### PROBLEM TO SOLVE:
What lines in the following entries hold the word "value"? Copy each one.

### RECORDS PROVIDED:
== == ==

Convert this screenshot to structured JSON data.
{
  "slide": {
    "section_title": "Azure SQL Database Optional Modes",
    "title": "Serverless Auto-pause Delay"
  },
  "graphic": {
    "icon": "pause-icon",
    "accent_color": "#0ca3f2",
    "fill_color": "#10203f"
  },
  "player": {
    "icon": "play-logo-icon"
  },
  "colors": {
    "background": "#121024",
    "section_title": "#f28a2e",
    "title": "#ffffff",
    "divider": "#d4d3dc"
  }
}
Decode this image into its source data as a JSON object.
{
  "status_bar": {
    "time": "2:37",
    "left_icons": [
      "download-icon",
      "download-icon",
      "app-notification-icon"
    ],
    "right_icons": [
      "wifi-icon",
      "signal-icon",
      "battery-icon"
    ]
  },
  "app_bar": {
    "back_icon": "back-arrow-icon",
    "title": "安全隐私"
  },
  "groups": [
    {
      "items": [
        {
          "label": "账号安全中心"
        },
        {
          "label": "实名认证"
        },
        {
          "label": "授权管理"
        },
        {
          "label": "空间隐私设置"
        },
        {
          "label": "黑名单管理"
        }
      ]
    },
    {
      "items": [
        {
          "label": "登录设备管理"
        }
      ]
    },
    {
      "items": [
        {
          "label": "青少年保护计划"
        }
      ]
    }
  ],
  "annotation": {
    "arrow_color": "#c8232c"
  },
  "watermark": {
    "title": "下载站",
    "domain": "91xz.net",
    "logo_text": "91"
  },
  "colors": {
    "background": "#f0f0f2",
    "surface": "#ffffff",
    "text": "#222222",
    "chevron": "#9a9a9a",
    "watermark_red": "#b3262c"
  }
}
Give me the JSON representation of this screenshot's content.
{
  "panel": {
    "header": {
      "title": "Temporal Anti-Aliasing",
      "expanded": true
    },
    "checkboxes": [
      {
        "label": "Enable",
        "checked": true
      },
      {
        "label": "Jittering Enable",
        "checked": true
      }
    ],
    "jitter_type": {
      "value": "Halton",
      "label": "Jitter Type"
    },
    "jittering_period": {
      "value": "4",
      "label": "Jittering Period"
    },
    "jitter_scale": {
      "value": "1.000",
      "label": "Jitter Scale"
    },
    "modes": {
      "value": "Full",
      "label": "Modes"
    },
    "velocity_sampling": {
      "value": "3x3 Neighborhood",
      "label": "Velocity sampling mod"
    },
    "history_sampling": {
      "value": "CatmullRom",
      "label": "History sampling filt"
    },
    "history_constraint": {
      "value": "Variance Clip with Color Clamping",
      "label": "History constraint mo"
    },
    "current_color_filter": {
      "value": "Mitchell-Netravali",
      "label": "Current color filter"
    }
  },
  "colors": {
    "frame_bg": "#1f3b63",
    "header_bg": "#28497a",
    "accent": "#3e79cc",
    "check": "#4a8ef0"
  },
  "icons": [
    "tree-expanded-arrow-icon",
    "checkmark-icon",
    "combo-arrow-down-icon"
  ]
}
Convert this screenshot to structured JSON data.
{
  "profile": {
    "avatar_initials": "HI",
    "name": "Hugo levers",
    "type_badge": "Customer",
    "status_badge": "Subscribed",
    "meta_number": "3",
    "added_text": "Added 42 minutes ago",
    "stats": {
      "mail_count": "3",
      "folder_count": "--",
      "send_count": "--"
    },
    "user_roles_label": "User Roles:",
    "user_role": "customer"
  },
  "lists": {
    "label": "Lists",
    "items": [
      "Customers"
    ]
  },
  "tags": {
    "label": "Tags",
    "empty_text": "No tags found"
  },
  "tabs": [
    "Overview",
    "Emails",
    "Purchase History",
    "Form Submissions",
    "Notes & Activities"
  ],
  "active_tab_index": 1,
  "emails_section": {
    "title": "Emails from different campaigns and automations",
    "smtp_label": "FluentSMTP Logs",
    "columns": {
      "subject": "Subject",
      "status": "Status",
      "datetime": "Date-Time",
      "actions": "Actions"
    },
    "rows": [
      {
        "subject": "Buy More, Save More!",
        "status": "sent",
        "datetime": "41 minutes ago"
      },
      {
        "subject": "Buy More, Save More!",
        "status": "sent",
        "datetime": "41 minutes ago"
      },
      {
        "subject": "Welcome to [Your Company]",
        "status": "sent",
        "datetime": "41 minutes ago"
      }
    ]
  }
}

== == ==

### TASK SOLUTION:
      "value": "Halton",
      "value": "4",
      "value": "1.000",
      "value": "Full",
      "value": "3x3 Neighborhood",
      "value": "CatmullRom",
      "value": "Variance Clip with Color Clamping",
      "value": "Mitchell-Netravali",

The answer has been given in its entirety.